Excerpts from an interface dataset

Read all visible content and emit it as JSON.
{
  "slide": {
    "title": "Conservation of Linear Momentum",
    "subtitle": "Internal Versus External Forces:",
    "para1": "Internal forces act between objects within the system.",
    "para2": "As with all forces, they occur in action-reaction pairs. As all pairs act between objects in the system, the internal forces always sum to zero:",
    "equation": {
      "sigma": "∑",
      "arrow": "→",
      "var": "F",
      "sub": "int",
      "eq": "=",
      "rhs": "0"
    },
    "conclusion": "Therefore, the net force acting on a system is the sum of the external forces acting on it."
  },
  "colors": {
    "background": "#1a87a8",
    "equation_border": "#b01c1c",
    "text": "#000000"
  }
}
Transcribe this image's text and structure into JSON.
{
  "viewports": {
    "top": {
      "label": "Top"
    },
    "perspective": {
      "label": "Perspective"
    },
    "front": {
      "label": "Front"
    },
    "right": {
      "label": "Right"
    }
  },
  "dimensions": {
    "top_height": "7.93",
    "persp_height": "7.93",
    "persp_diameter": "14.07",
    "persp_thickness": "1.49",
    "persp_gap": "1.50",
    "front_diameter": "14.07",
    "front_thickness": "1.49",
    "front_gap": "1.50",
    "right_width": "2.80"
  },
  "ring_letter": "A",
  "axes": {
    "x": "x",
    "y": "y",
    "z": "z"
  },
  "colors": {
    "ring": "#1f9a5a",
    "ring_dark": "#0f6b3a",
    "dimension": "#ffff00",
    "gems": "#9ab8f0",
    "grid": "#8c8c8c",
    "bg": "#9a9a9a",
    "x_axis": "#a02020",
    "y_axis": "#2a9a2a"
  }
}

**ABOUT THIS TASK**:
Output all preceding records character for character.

**THE ANSWER**:
Read all visible content and emit it as JSON.
{
  "slide": {
    "title": "Conservation of Linear Momentum",
    "subtitle": "Internal Versus External Forces:",
    "para1": "Internal forces act between objects within the system.",
    "para2": "As with all forces, they occur in action-reaction pairs. As all pairs act between objects in the system, the internal forces always sum to zero:",
    "equation": {
      "sigma": "∑",
      "arrow": "→",
      "var": "F",
      "sub": "int",
      "eq": "=",
      "rhs": "0"
    },
    "conclusion": "Therefore, the net force acting on a system is the sum of the external forces acting on it."
  },
  "colors": {
    "background": "#1a87a8",
    "equation_border": "#b01c1c",
    "text": "#000000"
  }
}
Transcribe this image's text and structure into JSON.
{
  "viewports": {
    "top": {
      "label": "Top"
    },
    "perspective": {
      "label": "Perspective"
    },
    "front": {
      "label": "Front"
    },
    "right": {
      "label": "Right"
    }
  },
  "dimensions": {
    "top_height": "7.93",
    "persp_height": "7.93",
    "persp_diameter": "14.07",
    "persp_thickness": "1.49",
    "persp_gap": "1.50",
    "front_diameter": "14.07",
    "front_thickness": "1.49",
    "front_gap": "1.50",
    "right_width": "2.80"
  },
  "ring_letter": "A",
  "axes": {
    "x": "x",
    "y": "y",
    "z": "z"
  },
  "colors": {
    "ring": "#1f9a5a",
    "ring_dark": "#0f6b3a",
    "dimension": "#ffff00",
    "gems": "#9ab8f0",
    "grid": "#8c8c8c",
    "bg": "#9a9a9a",
    "x_axis": "#a02020",
    "y_axis": "#2a9a2a"
  }
}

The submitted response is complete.